It was adjudged by this court at the last term that the act of congress of February 13, 1893 (chapter 105, known as the 'Harter Act'), has not released the owner of a ship from the duty of making her seaworthy at the beginning of her voyage. The Carib Prince, 170 U. S. 655, 18 Sup. Ct. 753.
But the contention that the Silvia was unseaworthy when she sailed from Matanzas is unsupported by the facts. The test of seaworthiness is whether the vessel is reasonably fit to carry the cargo which she has undertaken to transport. The port holes of the compartment in question were furnished both with the usual glass covers and with the usual iron shutters or deadlights; and there is nothing in the case to justify an inference that there was any defect in the construction of either. When she began her voyage, the weather being fair, the glass covers only were shut, and the iron ones were left open for the purpose of lighting the compartment. Although the hatches were battened down, they could have been taken off in two minutes; and no cargo was stowed against the ports so as to prevent or embarrass access to them in case a change of weather should make it necessary or proper to close the iron shutters. Had the cargo been so stowed as to require much time and labor to shift or remove it in order to get at the ports, the fact that the iron shutters were left open at the beginning of the voyage might have rendred the ship unseaworthy. But as no cargo was so stowed, and the ports were in a place where these shutters would usually be left open for the admission of light, and could be speedily got at and closed if occasion should require, there is no ground for holding that the ship was unseaworthy at the time of sailing.

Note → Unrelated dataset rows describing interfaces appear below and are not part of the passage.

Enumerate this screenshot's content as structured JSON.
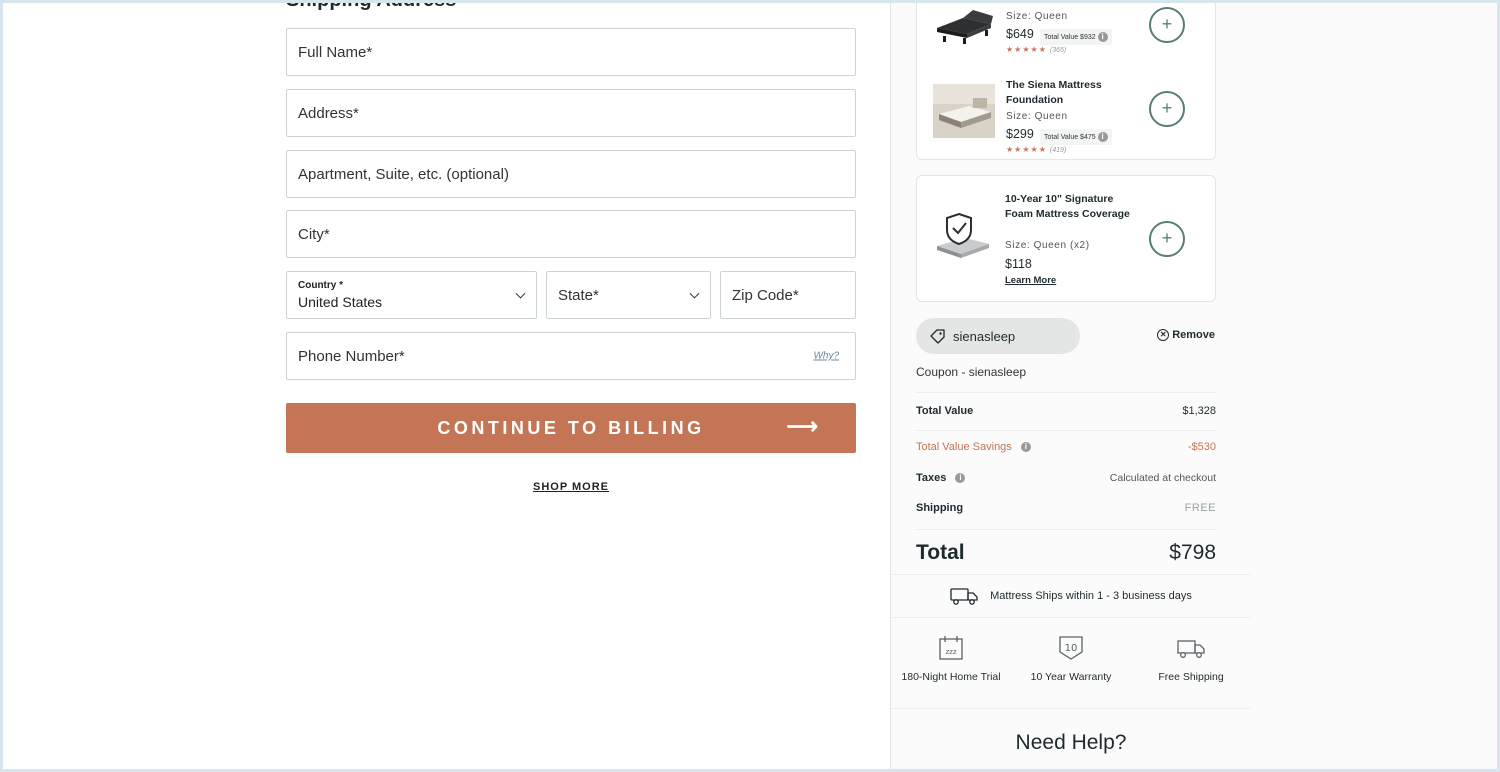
{
  "shipping_form": {
    "section_title": "Shipping Address",
    "full_name_placeholder": "Full Name*",
    "address_placeholder": "Address*",
    "apartment_placeholder": "Apartment, Suite, etc. (optional)",
    "city_placeholder": "City*",
    "country_label": "Country *",
    "country_value": "United States",
    "state_placeholder": "State*",
    "zip_placeholder": "Zip Code*",
    "phone_placeholder": "Phone Number*",
    "phone_help_link": "Why?",
    "continue_label": "CONTINUE TO BILLING",
    "continue_arrow": "⟶",
    "shop_more_label": "SHOP MORE"
  },
  "cart": {
    "items": [
      {
        "name": "",
        "size": "Size: Queen",
        "price": "$649",
        "total_value": "Total Value $932",
        "stars": "★★★★★",
        "reviews": "(365)",
        "add_symbol": "+"
      },
      {
        "name": "The Siena Mattress Foundation",
        "size": "Size: Queen",
        "price": "$299",
        "total_value": "Total Value $475",
        "stars": "★★★★★",
        "reviews": "(419)",
        "add_symbol": "+"
      }
    ],
    "coverage": {
      "name": "10-Year 10\" Signature Foam Mattress Coverage",
      "size": "Size: Queen (x2)",
      "price": "$118",
      "learn_more": "Learn More",
      "add_symbol": "+"
    }
  },
  "coupon": {
    "code": "sienasleep",
    "remove_label": "Remove",
    "coupon_line": "Coupon - sienasleep"
  },
  "totals": {
    "total_value_label": "Total Value",
    "total_value": "$1,328",
    "savings_label": "Total Value Savings",
    "savings_value": "-$530",
    "taxes_label": "Taxes",
    "taxes_value": "Calculated at checkout",
    "shipping_label": "Shipping",
    "shipping_value": "FREE",
    "total_label": "Total",
    "total_value_final": "$798"
  },
  "shipping_note": "Mattress Ships within 1 - 3 business days",
  "badges": [
    {
      "label": "180-Night Home Trial",
      "icon": "calendar-zzz-icon"
    },
    {
      "label": "10 Year Warranty",
      "icon": "warranty-shield-icon"
    },
    {
      "label": "Free Shipping",
      "icon": "truck-icon"
    }
  ],
  "help_title": "Need Help?",
  "colors": {
    "accent": "#c47555",
    "teal": "#5b7d7a",
    "text": "#1f2a2e",
    "background": "#d7e6ec"
  }
}
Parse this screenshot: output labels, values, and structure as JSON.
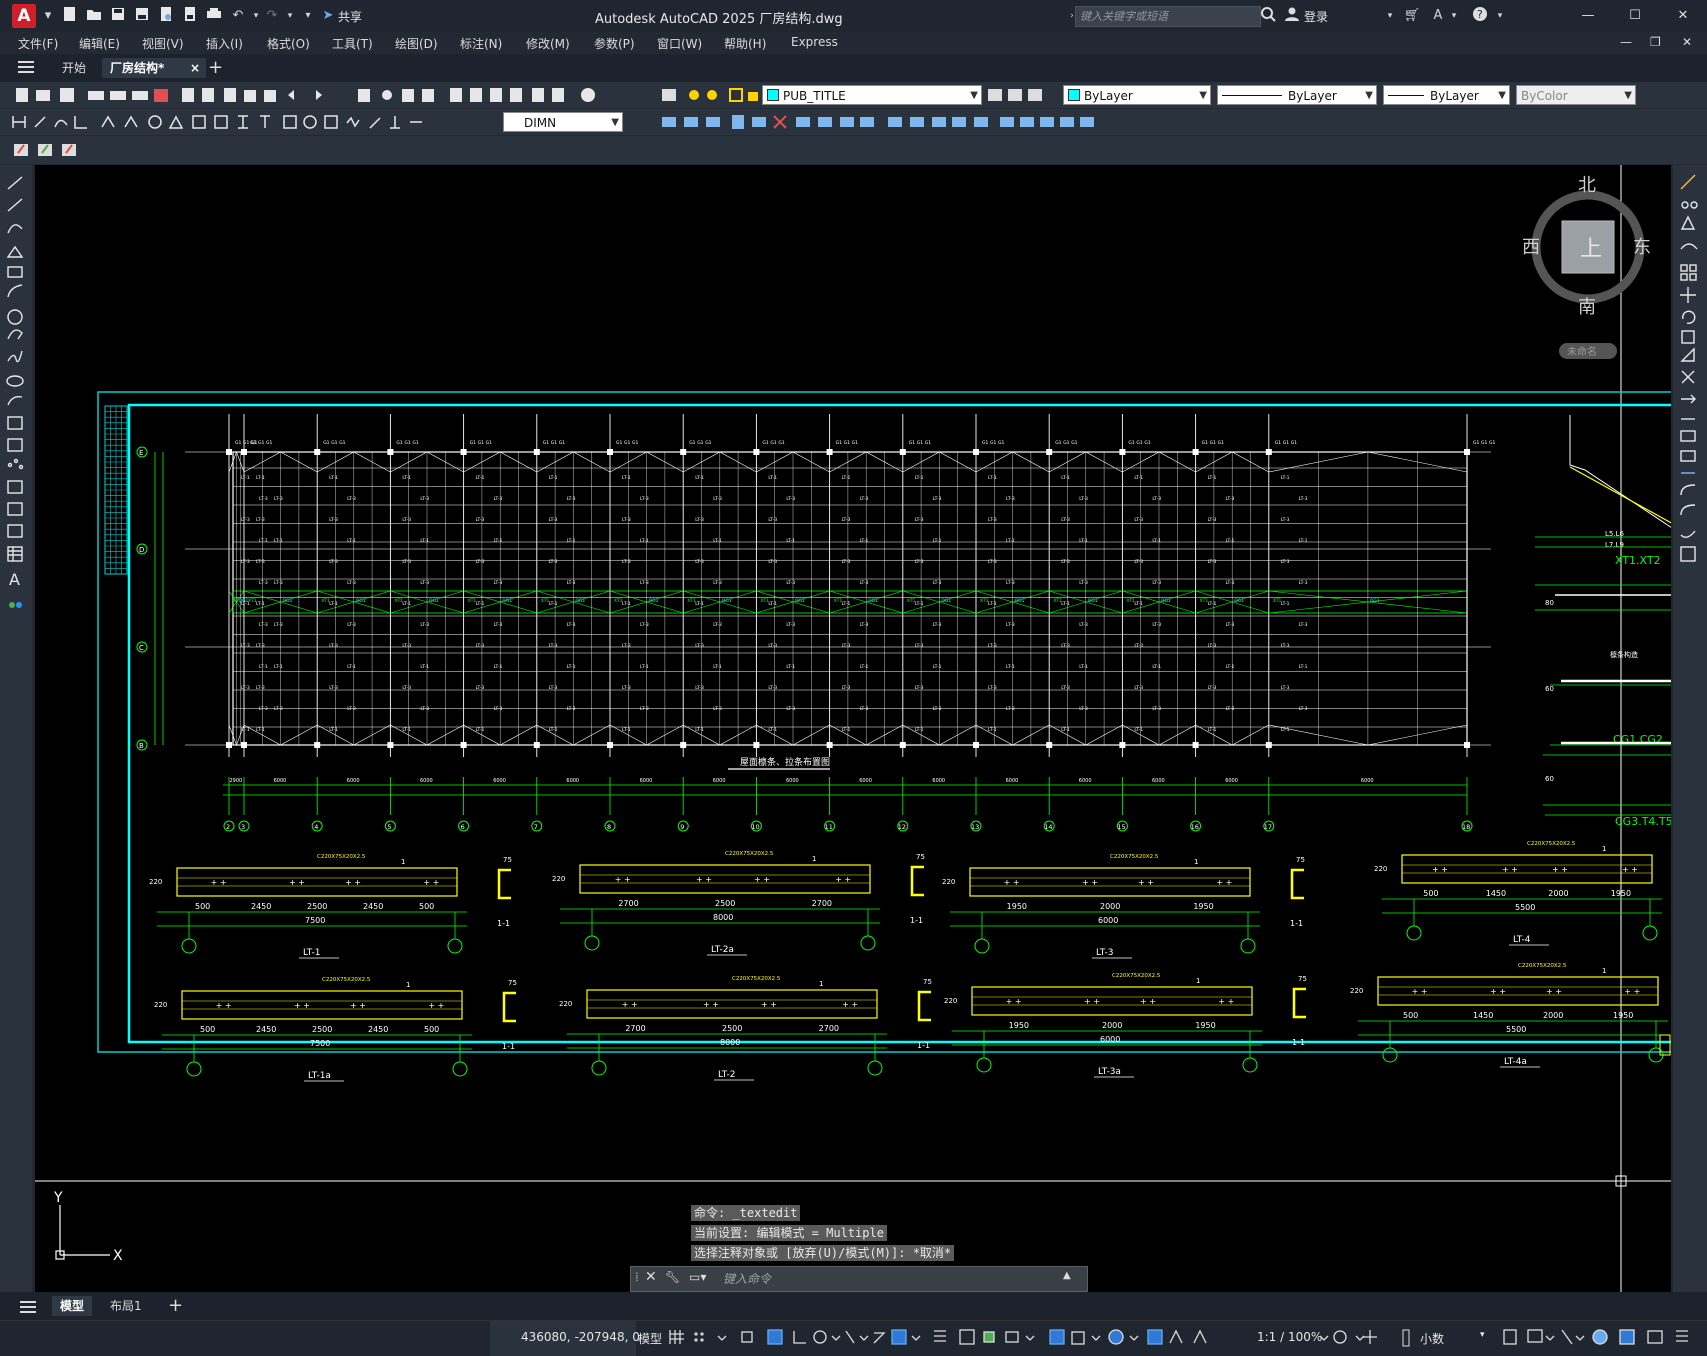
{
  "app": {
    "logo_letter": "A",
    "title": "Autodesk AutoCAD 2025    厂房结构.dwg",
    "share_label": "共享",
    "search_placeholder": "键入关键字或短语",
    "login_label": "登录"
  },
  "menu": [
    "文件(F)",
    "编辑(E)",
    "视图(V)",
    "插入(I)",
    "格式(O)",
    "工具(T)",
    "绘图(D)",
    "标注(N)",
    "修改(M)",
    "参数(P)",
    "窗口(W)",
    "帮助(H)",
    "Express"
  ],
  "tabs": {
    "start": "开始",
    "doc": "厂房结构*",
    "close": "×",
    "add": "+"
  },
  "properties": {
    "layer": "PUB_TITLE",
    "color": "ByLayer",
    "linetype": "ByLayer",
    "lineweight": "ByLayer",
    "plotstyle": "ByColor",
    "dimstyle": "DIMN"
  },
  "viewcube": {
    "north": "北",
    "south": "南",
    "east": "东",
    "west": "西",
    "top": "上",
    "ucs": "未命名"
  },
  "drawing": {
    "grid_labels_left": [
      "E",
      "D",
      "C",
      "B"
    ],
    "column_labels": [
      "2",
      "3",
      "4",
      "5",
      "6",
      "7",
      "8",
      "9",
      "10",
      "11",
      "12",
      "13",
      "14",
      "15",
      "16",
      "17",
      "18"
    ],
    "plan_title": "屋面檩条、拉条布置图",
    "dim_labels": [
      "2900",
      "6000",
      "6000",
      "6000",
      "6000",
      "6000",
      "6000",
      "6000",
      "6000",
      "6000",
      "6000",
      "6000",
      "6000",
      "6000",
      "6000",
      "6000"
    ],
    "right_labels": [
      "XT1.XT2",
      "L5.L6",
      "L7.L9",
      "80",
      "檩条构造",
      "60",
      "CG1.CG2",
      "60",
      "CG3.T4.T5"
    ],
    "beams_row1": [
      {
        "name": "LT-1",
        "len": "7500",
        "dims": [
          "500",
          "2450",
          "2500",
          "2450",
          "500"
        ],
        "spec": "C220X75X20X2.5",
        "section": "1-1"
      },
      {
        "name": "LT-2a",
        "len": "8000",
        "dims": [
          "2700",
          "2500",
          "2700"
        ],
        "spec": "C220X75X20X2.5",
        "section": "1-1"
      },
      {
        "name": "LT-3",
        "len": "6000",
        "dims": [
          "1950",
          "2000",
          "1950"
        ],
        "spec": "C220X75X20X2.5",
        "section": "1-1"
      },
      {
        "name": "LT-4",
        "len": "5500",
        "dims": [
          "500",
          "1450",
          "2000",
          "1950"
        ],
        "spec": "C220X75X20X2.5",
        "section": ""
      }
    ],
    "beams_row2": [
      {
        "name": "LT-1a",
        "len": "7500",
        "dims": [
          "500",
          "2450",
          "2500",
          "2450",
          "500"
        ],
        "spec": "C220X75X20X2.5",
        "section": "1-1"
      },
      {
        "name": "LT-2",
        "len": "8000",
        "dims": [
          "2700",
          "2500",
          "2700"
        ],
        "spec": "C220X75X20X2.5",
        "section": "1-1"
      },
      {
        "name": "LT-3a",
        "len": "6000",
        "dims": [
          "1950",
          "2000",
          "1950"
        ],
        "spec": "C220X75X20X2.5",
        "section": "1-1"
      },
      {
        "name": "LT-4a",
        "len": "5500",
        "dims": [
          "500",
          "1450",
          "2000",
          "1950"
        ],
        "spec": "C220X75X20X2.5",
        "section": ""
      }
    ]
  },
  "ucs": {
    "x": "X",
    "y": "Y"
  },
  "command": {
    "history": [
      "命令: _textedit",
      "当前设置: 编辑模式 = Multiple",
      "选择注释对象或 [放弃(U)/模式(M)]: *取消*"
    ],
    "placeholder": "键入命令"
  },
  "layout_tabs": {
    "model": "模型",
    "layout1": "布局1",
    "add": "+"
  },
  "status": {
    "coords": "436080, -207948, 0",
    "model": "模型",
    "scale": "1:1 / 100%",
    "units": "小数"
  }
}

Steel v. Steamship Co., 3 App. Cas. 72, 82, 90, 91; Hedley v. Steamship Co.  1 Q. B. 58, 65, and  App. Cas. 222, 227, 228; Gilroy v. Price  App. Cas. 56, 64.
The third section of the Harter act provides that, 'if the owner of any vessel transporting merchandise or property to or from any port in the United States of America shall exercise due diligence to make the said vessel in all respects seaworthy and properly manned, equipped, and supplied, neither the vessel, her owner or owners, agent or charterers, shall become or be held responsible for damage or loss resulting from faults or errors in navigation or in the management of said vessel.' 27 Stat. 445.
This provision, in its terms and intent, includes foreign vessels carrying goods to or from a port of the United States. The Scotland, 105 U. S. 24, 30; The Carib Prince, above cited.
Not only had the owners of the Silvia exercised due diligence to make her seaworthy, but, as has been seen, she was actually seaworthy when she began her voyage.
This case does not require a comprehensive definition of the words 'navigation' and 'management' of a vessel, within the meaning of the act of congress. They might not include stowage of cargo, not affecting the fitness of the ship to carry her cargo; but they do include, at the least, the control, during the voyage, of everything with which the vessel is equipped for the purpose of protecting her and her cargo against the inroad of the seas; and, if there was any neglect in not closing the iron covers of the ports, it was a fault or error in the navigation or in the management of the ship. This view accords with the result of the English decisions upon the meaning of these words. Good v. Association, L. R. 6 C. P. 563; The Warkworth, 9 Prob. Div. 20, 145; Carmichael v. Association, 19 Q. B. Div. 242; Canada Shipping Co. v. British Shipowners' Association, 23 Q. B. Div. 342; The Ferro  Prob. 38; The Glenochil  Prob. 10.
In the case, cited by the appellant, of Dobell v. The Rossmore Co.  2 Q. B. 408, 414, the ship was unseaworthy at the time of sailing, by reason of the cargo having been so stowed against an open port that the port could not be closed without removing a considerable part of the cargo; and Lord Esher, M. R., upon that ground, distinguished that case from the decision of the circuit court of appeals in the present case.